"""

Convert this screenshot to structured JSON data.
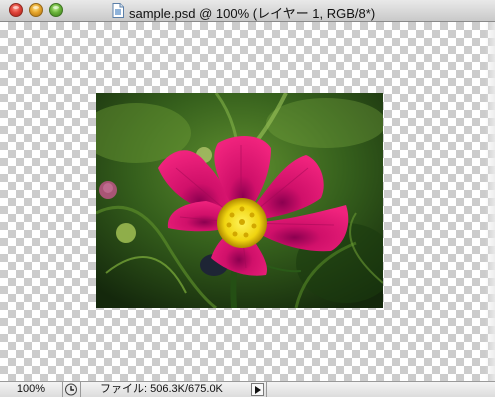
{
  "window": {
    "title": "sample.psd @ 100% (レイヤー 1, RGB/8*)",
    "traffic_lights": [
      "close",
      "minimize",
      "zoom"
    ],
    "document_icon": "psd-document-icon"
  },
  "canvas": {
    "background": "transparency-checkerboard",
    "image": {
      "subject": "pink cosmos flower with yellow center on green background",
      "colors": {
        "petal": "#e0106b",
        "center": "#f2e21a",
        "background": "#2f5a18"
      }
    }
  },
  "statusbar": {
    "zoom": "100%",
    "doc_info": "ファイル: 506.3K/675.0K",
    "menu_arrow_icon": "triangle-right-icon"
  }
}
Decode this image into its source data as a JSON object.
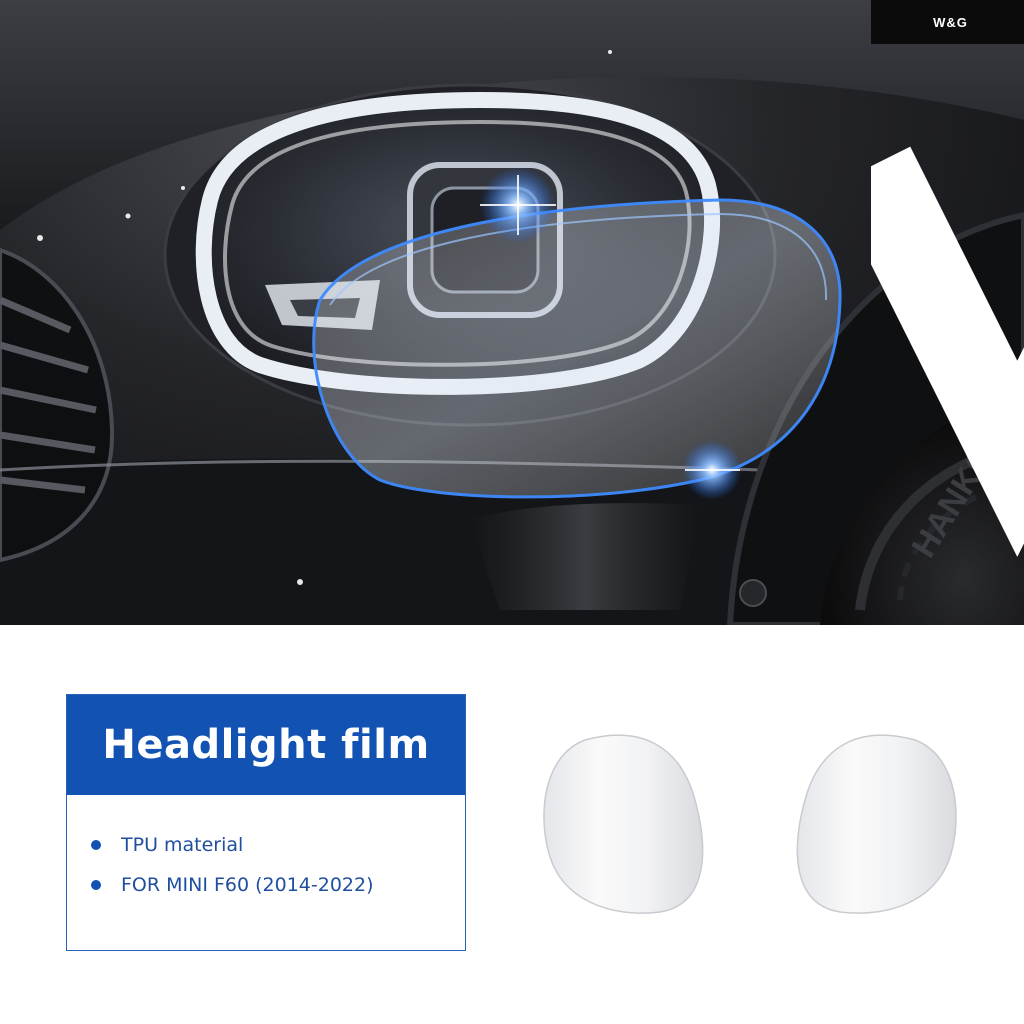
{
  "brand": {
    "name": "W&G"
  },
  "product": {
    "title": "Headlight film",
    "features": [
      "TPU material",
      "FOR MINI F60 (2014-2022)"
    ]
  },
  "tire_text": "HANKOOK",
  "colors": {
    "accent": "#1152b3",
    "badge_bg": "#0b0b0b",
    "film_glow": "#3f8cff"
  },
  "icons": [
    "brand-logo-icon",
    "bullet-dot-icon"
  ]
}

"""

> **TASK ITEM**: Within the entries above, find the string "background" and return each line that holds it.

> **EXERCISE OUTPUT**:
    "background": "transparency-checkerboard",
      "subject": "pink cosmos flower with yellow center on green background",
        "background": "#2f5a18"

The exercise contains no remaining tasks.